Kivela meth bill not perfect but is step in right direction
Michigan House Bill 4248 – introduced in the state house Tuesday by state Rep. John Kivela, D-Marquette – would require a prescription for the purchase of ephedrine and pseudoephedrine, a pair of decongestants that also happen to be key components in methamphetamine.
The Mining Journal believes the bill, which was sent to the house’s health policy committee, would cause a minor inconvenience to some residents of the state, while sparing everyone the destruction wrought by methamphetamine labs.
And honestly, the headlines of the last few years have been hard to miss. Lab-related explosions, fires and even murders have occurred – and that’s just in Marquette County. But despite public outcry and strict prosecution, it seems the problem is only getting worse.
In 2012, the Upper Peninsula Substance Enforcement Team – which operates across 12 U.P. counties – dealt with 35 meth labs. That’s a 57 percent increase from 2011 and a 500 percent increase from 2010, a year in which UPSET saw just seven labs.
Statewide, the Michigan State Police reported 299 meth lab seizures in 2010.
To protect our families, our neighbors and our communities, something needs to be done. And while it’s likely true that legislators can’t keep people from using meth, they can keep prospective manufacturers away from the main ingredients.
In Oregon, a nearly identical law took effect in the summer of 2006. From 2004 to 2011, annual meth lab seizures in a nine-county section of Oregon, identified as a high-intensity drug trafficking area, dropped from 448 to 10.
A similar law in Mississippi has led to a 70 percent drop in lab seizures.
We remain concerned that HB 4248 does too little to ensure cheap and continued access to pseudoephedrine prescriptions for legitimate patients – under the law they could be forced to obtain a possibly costly prescription from a doctor or physician assistant. And though that topic should be addressed swiftly, the benefits of legislation, at this point, far outweigh the costs.

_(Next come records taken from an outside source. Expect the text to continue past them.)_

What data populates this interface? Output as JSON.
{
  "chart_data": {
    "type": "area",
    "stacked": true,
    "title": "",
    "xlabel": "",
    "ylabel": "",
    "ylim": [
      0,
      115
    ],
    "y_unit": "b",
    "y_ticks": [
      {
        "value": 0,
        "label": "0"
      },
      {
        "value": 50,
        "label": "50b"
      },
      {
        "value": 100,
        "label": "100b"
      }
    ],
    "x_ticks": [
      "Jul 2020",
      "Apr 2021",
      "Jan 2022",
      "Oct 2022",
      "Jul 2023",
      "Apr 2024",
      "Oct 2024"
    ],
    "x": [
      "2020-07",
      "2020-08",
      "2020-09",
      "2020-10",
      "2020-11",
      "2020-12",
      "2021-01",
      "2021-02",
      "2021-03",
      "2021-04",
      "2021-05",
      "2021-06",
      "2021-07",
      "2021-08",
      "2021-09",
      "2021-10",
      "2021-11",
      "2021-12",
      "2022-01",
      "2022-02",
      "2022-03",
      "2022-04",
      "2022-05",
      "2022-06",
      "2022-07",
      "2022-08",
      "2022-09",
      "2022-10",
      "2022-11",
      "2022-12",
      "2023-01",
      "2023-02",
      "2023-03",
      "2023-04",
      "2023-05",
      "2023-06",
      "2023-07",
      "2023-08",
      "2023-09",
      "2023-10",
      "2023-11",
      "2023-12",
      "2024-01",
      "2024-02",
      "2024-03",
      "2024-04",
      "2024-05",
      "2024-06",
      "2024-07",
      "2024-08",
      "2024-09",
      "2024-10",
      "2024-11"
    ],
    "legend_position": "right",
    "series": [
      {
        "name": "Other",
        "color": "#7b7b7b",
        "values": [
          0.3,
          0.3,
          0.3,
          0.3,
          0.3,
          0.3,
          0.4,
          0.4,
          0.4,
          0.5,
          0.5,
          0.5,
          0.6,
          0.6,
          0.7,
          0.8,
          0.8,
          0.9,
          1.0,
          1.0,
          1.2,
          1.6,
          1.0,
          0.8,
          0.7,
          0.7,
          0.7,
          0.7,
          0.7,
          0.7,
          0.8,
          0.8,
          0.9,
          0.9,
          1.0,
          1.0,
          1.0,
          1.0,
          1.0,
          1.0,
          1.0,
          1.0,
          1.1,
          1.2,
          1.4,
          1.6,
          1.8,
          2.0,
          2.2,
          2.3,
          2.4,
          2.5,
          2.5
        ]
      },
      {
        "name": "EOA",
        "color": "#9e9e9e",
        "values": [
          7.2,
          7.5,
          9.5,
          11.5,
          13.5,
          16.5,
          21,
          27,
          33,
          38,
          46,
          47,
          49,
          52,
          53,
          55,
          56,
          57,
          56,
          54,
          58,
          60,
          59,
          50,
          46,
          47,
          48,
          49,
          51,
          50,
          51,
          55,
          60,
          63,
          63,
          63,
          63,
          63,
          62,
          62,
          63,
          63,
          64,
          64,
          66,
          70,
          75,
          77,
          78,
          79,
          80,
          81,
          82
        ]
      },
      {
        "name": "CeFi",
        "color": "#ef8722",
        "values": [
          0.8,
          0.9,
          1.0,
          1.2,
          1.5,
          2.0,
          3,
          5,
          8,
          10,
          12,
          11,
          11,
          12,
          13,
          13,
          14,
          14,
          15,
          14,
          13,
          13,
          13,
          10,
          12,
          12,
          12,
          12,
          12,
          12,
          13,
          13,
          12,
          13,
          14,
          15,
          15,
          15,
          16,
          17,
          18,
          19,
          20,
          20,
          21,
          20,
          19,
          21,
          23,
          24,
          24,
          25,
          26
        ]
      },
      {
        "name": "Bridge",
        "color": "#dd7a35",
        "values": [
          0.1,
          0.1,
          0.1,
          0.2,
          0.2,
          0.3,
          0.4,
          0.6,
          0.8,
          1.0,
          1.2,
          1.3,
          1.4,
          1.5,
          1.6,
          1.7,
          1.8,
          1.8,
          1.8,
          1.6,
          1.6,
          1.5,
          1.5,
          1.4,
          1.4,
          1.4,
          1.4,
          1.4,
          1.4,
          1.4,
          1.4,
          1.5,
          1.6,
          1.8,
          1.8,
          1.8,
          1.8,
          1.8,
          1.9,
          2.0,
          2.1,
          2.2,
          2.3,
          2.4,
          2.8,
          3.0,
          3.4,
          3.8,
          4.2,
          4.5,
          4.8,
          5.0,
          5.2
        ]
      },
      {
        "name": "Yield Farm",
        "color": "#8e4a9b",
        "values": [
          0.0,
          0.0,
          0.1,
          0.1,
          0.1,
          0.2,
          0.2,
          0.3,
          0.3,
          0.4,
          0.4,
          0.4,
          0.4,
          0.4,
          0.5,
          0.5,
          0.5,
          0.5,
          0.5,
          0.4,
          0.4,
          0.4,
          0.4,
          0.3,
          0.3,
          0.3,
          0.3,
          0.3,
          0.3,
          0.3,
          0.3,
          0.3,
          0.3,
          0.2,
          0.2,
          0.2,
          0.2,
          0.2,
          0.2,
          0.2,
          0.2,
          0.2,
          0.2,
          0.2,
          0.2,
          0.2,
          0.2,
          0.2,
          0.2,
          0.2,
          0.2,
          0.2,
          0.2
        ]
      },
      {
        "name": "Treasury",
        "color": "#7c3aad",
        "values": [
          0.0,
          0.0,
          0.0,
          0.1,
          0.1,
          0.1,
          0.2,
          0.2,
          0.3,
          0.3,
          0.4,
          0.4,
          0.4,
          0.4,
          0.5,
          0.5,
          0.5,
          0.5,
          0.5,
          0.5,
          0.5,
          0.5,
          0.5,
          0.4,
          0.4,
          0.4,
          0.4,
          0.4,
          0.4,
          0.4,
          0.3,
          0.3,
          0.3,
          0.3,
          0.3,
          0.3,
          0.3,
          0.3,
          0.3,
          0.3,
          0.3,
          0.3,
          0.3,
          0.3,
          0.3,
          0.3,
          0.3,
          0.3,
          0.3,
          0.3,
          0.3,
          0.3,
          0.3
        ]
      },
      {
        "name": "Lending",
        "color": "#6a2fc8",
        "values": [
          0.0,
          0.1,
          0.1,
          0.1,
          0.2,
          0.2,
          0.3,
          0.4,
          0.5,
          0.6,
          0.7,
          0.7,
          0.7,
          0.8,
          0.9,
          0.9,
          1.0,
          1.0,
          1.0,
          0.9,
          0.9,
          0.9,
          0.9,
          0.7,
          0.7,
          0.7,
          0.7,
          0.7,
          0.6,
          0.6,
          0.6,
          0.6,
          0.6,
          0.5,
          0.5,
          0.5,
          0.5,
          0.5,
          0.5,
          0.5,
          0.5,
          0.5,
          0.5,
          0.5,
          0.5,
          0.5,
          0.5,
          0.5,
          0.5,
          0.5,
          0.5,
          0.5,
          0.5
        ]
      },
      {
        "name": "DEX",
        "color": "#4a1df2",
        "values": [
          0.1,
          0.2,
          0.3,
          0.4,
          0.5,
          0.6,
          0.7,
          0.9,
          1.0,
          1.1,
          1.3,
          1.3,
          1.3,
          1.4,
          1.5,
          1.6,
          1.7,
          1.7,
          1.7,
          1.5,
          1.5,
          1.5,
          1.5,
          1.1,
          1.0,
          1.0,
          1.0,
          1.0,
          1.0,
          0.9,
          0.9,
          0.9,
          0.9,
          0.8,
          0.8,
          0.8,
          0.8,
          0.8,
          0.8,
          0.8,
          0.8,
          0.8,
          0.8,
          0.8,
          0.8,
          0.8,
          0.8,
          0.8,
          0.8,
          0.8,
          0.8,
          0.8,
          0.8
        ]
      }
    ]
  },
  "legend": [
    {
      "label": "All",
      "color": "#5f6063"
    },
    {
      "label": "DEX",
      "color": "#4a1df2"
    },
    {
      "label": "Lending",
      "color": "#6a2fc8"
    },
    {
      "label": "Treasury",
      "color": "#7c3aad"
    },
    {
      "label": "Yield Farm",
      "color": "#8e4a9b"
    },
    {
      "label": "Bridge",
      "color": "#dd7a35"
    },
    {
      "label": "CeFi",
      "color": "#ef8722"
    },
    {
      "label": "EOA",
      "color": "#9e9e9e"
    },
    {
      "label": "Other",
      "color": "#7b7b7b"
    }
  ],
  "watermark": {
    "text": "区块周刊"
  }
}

The data clearly indicates the law would result in fewer labs, and that means fewer explosions, fires and injuries. It means not only that state residents will worry less about safety, but that law enforcement resources should be freed up for other police purposes.
The state police, a group with a unique knowledge of Michigan’s meth culture, summed up the case for such laws in a 2011 report to the state legislature, which read: “The overall cost of investigating and remediating methamphetamine laboratories will likely increase if pseudoephedrine remains easily accessible to lab operators … Based on the proven success of prescription-only pseudoephedrine legislation in Mississippi and Oregon, Michigan should investigate the option of a ban on over-the-counter sale of the drug.”